Don’t Say: That’s the process.
Instead, Say: The rationale behind the process is (articulate the rationale behind it).
Yes, that’s the process and what’s the rationale behind it? Remember, that the process should always support the people and the policies. Thus, there is a reason behind it. Find out, if you also do not yet understand and articulate it. The other person is more likely able to better understand and to cooperate more with you and follow the process.
In case you don’t agree with or the reason behind don’t make sense or is not anymore relevant to the times, please, by all means, propose changes. Both policies and processes are not cast in stone, they can be changed with the help of a proper business case or carefully studies and written proposal.
Don’t Say: I’m busy.
Instead, Say: My schedule is packed until (time). I can make time for you at (time). Will that work?
Usually, when someone needs your help or so and especially if you are a leader or an HR practitioner. Well, I am not an advocate of spreading oneself too thin but when you say you are “busy”, you also block the opportunity to help and mentor. Besides, these days, who isn’t busy, right?
Don’t Say: That’s not possible.
Instead, Say: That’s challenging. Can you tell me more about it? Let’s see how it will work.

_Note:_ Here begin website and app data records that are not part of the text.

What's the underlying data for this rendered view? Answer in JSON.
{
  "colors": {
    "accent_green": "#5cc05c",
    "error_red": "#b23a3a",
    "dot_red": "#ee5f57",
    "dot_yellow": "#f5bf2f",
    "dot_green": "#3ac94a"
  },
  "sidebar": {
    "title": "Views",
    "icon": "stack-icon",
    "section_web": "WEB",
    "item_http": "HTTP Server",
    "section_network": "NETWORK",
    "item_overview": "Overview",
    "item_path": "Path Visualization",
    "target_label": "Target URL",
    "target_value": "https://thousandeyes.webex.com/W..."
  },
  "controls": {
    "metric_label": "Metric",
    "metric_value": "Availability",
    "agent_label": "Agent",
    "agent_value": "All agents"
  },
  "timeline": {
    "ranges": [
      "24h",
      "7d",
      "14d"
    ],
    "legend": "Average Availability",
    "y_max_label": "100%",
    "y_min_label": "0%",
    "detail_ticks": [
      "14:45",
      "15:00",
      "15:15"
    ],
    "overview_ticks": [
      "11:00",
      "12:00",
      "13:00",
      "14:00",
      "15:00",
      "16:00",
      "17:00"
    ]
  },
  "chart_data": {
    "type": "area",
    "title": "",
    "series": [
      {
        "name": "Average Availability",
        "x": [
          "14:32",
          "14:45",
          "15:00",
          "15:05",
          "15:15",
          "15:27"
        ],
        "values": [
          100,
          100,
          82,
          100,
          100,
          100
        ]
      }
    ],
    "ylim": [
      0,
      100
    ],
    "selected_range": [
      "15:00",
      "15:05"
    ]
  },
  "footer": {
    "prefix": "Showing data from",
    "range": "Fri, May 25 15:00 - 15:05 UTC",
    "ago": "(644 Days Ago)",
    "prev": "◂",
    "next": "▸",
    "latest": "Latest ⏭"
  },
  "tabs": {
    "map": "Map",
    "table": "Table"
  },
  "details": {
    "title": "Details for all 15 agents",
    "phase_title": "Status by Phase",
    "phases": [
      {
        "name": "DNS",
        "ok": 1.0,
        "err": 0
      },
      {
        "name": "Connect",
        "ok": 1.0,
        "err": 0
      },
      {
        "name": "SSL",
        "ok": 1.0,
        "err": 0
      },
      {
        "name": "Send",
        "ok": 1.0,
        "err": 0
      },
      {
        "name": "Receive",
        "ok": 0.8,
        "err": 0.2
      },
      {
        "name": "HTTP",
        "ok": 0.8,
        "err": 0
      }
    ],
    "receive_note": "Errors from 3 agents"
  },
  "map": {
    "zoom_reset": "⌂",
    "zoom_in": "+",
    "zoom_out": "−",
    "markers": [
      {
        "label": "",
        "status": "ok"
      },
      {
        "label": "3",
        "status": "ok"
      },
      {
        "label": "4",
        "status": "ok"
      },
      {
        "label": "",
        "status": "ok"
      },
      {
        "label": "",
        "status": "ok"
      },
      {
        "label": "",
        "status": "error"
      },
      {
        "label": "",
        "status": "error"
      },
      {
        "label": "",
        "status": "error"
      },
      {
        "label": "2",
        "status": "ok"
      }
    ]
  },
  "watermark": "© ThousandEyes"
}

There are limitations, I get that. There are ideas that are irrelevant, that’s understandable. There are those that goes to the very bottom of the priority list. I also am an advocate of giving real-time feedback (hindi magpa-asa ng wala).
What I’m talking about is when an idea is shot with “that’s not possible” without fully understanding it first. Let’s not underestimate the ideas of our colleagues even and more so the younger ones. So, exert some effort in understanding before making a decision then give feedback.

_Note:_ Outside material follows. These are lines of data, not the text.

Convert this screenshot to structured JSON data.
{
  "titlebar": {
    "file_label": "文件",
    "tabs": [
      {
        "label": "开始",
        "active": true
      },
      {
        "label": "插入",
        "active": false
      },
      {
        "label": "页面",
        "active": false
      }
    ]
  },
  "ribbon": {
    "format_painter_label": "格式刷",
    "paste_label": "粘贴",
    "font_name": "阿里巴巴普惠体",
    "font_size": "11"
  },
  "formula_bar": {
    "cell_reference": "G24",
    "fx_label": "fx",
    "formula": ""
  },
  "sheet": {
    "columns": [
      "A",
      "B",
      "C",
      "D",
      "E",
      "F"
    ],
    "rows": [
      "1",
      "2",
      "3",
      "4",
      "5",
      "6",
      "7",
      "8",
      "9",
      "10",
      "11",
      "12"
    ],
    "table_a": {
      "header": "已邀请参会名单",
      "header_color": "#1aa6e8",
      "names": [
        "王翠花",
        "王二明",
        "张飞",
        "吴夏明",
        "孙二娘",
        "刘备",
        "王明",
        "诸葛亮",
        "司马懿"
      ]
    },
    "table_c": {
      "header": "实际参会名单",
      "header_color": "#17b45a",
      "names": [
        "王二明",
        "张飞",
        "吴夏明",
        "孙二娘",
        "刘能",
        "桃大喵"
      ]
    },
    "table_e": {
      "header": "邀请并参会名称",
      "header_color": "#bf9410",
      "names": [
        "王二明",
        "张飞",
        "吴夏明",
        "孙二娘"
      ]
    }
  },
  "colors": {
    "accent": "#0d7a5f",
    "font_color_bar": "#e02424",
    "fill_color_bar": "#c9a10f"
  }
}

These you go. How about you? What do you think shouldn’t be uttered in the workplace? Why and what alternative do you offer?